▶ **What the task asks**
Please find the lines in the following records that hold "JSON", and copy them.

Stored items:

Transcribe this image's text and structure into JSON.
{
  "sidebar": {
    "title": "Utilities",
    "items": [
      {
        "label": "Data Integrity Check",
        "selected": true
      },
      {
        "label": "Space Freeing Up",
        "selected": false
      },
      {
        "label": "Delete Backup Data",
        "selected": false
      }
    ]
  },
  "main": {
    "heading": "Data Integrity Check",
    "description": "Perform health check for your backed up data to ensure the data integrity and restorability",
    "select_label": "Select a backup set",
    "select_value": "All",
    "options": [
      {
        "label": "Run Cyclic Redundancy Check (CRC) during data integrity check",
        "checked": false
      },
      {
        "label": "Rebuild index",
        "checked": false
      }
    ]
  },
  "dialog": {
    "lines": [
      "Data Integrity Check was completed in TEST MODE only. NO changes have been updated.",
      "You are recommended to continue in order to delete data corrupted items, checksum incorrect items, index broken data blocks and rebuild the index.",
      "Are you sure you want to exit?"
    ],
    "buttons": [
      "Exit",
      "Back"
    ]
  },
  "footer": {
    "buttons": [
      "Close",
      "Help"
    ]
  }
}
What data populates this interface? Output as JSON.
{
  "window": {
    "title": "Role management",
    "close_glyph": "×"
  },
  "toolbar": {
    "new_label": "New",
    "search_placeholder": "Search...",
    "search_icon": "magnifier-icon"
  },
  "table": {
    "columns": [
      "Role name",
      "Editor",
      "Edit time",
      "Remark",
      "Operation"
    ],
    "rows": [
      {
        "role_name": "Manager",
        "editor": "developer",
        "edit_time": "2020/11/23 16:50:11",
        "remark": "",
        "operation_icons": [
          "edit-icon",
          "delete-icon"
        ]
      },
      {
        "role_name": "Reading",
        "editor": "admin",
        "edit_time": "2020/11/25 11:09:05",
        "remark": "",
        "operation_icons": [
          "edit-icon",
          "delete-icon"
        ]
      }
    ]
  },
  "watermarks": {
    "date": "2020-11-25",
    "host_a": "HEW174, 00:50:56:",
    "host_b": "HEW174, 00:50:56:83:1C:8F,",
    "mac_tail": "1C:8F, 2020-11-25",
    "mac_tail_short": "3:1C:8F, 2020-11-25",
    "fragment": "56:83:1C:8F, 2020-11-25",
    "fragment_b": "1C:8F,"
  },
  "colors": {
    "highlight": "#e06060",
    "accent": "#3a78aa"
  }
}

▶ **Exercise solution**
Transcribe this image's text and structure into JSON.
What data populates this interface? Output as JSON.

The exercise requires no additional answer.